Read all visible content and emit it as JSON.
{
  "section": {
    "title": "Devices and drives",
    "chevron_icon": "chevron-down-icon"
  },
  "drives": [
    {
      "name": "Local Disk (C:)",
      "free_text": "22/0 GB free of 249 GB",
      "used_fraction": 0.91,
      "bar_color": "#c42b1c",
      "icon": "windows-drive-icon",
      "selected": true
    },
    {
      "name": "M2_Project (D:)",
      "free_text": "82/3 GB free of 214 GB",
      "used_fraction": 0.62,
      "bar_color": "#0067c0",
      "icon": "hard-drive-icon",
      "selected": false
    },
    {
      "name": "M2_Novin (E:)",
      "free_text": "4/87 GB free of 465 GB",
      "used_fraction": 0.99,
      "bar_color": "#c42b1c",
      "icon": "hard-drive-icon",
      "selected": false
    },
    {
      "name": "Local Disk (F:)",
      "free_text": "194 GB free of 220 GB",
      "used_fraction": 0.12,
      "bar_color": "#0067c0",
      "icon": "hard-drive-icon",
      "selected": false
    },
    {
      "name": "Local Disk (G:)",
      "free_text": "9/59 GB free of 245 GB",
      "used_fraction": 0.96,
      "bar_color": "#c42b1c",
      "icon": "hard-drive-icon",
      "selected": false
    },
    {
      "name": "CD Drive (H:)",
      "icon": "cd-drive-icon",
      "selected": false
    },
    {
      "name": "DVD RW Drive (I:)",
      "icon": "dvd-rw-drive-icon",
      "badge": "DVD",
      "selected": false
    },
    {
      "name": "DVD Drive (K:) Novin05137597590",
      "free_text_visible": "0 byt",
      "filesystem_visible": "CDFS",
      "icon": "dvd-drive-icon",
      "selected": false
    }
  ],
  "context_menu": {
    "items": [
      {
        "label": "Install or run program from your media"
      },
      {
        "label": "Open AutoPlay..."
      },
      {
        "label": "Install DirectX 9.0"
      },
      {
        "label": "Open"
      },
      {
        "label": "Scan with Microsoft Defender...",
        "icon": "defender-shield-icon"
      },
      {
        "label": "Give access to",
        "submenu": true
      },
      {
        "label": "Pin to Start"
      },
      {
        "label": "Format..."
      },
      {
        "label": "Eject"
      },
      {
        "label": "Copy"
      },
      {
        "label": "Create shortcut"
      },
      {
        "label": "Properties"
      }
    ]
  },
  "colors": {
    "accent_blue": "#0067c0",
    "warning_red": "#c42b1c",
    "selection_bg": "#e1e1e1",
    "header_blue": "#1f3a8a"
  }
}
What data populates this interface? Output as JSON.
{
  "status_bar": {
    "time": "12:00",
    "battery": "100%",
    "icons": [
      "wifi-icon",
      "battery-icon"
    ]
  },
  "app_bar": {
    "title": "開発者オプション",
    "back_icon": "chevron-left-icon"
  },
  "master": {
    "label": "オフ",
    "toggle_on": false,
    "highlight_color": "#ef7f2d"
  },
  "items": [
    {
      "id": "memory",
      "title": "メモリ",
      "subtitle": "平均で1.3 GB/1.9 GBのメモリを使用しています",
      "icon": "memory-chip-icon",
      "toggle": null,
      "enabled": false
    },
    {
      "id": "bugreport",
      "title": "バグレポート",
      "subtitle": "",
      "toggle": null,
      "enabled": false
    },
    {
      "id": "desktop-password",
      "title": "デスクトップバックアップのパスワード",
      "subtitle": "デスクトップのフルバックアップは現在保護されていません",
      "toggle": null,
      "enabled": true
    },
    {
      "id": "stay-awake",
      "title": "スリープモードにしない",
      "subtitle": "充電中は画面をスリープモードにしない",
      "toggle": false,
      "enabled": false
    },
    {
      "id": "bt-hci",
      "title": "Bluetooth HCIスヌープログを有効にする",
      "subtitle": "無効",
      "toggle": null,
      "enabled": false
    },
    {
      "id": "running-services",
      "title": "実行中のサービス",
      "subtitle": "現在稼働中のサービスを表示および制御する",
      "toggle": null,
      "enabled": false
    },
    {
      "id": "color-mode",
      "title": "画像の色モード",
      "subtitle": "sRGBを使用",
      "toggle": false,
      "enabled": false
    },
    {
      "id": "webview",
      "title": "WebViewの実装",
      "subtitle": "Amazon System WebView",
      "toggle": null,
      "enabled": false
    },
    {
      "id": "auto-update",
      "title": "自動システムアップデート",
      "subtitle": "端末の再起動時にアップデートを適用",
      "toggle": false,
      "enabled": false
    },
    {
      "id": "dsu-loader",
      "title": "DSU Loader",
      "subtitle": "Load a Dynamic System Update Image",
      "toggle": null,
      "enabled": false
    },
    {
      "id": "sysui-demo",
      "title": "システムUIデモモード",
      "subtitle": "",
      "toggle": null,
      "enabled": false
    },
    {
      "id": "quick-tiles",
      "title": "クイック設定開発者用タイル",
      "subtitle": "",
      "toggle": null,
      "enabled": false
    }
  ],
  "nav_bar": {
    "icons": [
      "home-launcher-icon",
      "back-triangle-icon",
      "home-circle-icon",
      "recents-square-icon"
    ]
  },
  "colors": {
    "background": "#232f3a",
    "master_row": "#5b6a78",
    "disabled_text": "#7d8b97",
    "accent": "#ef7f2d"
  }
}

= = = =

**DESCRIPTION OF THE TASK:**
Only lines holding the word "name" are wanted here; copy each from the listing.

**SOLUTION TO THIS PROBLEM:**
      "name": "Local Disk (C:)",
      "name": "M2_Project (D:)",
      "name": "M2_Novin (E:)",
      "name": "Local Disk (F:)",
      "name": "Local Disk (G:)",
      "name": "CD Drive (H:)",
      "name": "DVD RW Drive (I:)",
      "name": "DVD Drive (K:) Novin05137597590",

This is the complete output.